Set in 2062, a century after it debuted, The Jetsons takes place in Orbit City, where our protagonist George and his family live in among the clouds and use flying cars to get around. We love the show’s retro-futurist aesthetic, and we wouldn’t mind having robotic servants or machines that instantly cook and do our hair for us, either.
One of the longest-running mysteries in comics is where exactly the fictional town of Riverdale is located. Home to the high schoolers of Archie Comics since 1942, hints point to it being somewhere in the South — perhaps Mississippi or Missouri. But it doesn’t really matter where Riverdale is, because it’s really supposed to be Everytown, USA. And while the comic has spanned nearly seven decades, in our minds, Archie and his friends will always live in the wholesome ’50s. Hence our nostalgic love for Pop Tate’s Chocklit Shoppe, Riverdale Mall, and the gang’s beloved beach.
Clatterford St. Mary, England

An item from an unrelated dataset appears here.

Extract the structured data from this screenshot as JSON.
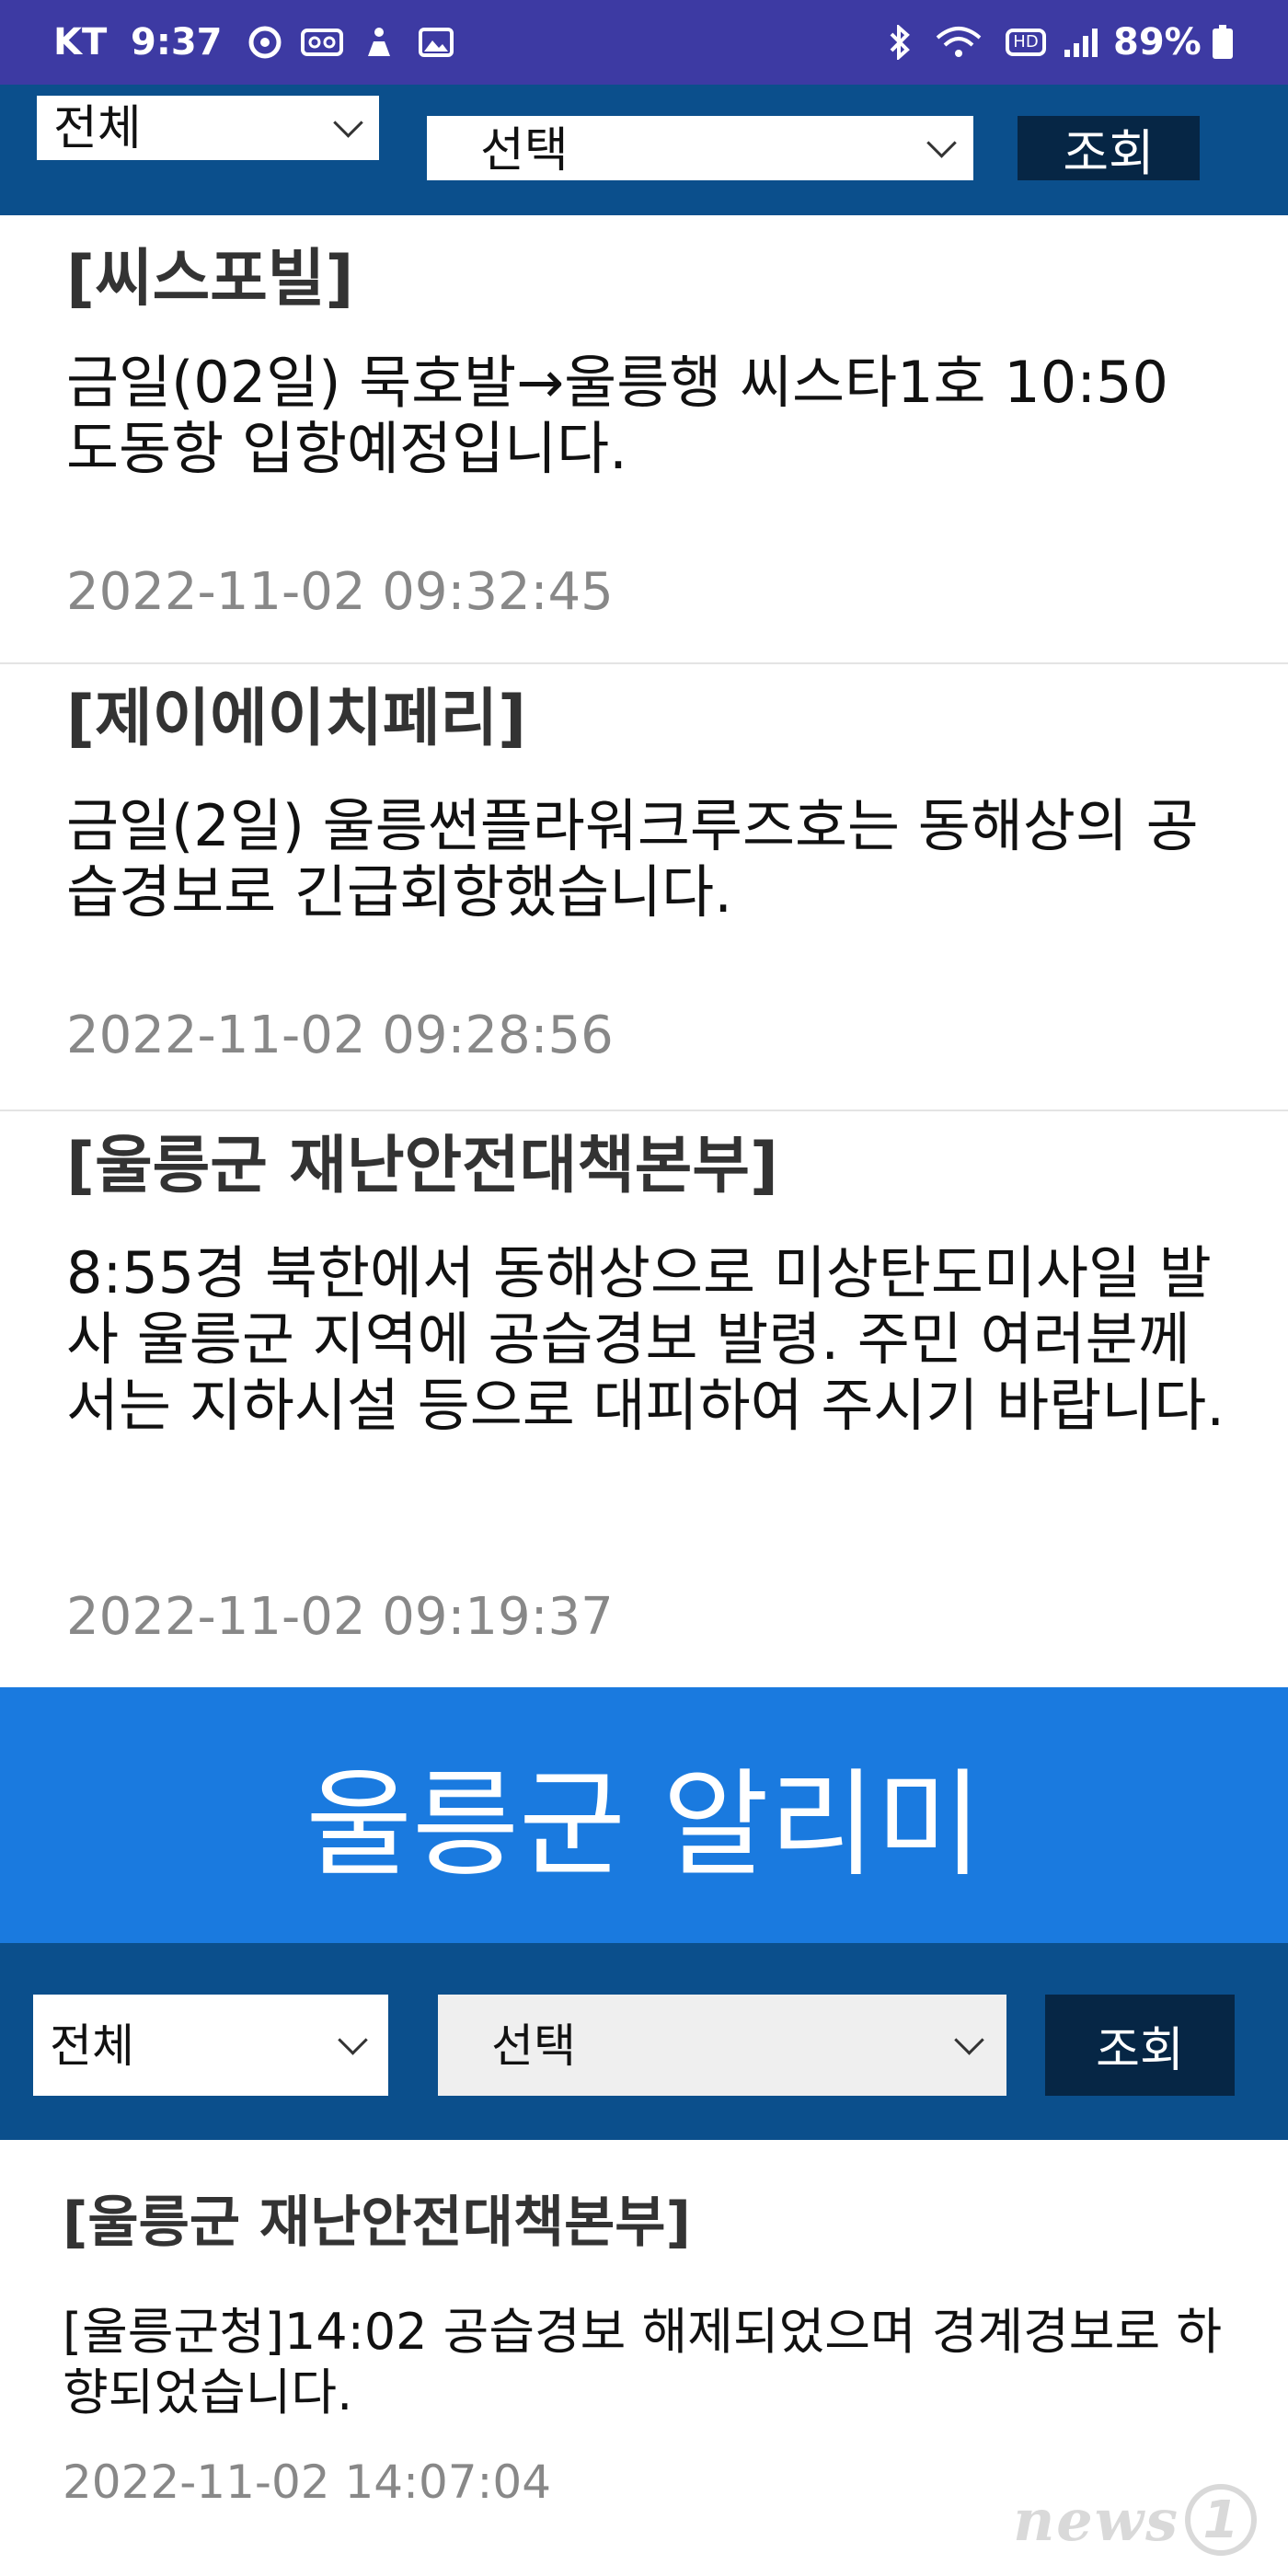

The theme song to Jennifer Saunders and Dawn French’s Absolutely Fabulous follow-up is a cover of the Kinks’ “The Village Green Preservation Society” — and that tells you just about all you need to know about town where Clatterford (known as Jam & Jerusalem in the UK) is set. Rather than focusing a central character, the sitcom follows a large ensemble cast representing the wide range of eccentric, rural types in Clatterford St. Mary, from Saunders’ rich, celebrity mum to Joanna Lumley’s senile, bigoted crone. If life in the English countryside is this entertaining, sign us up.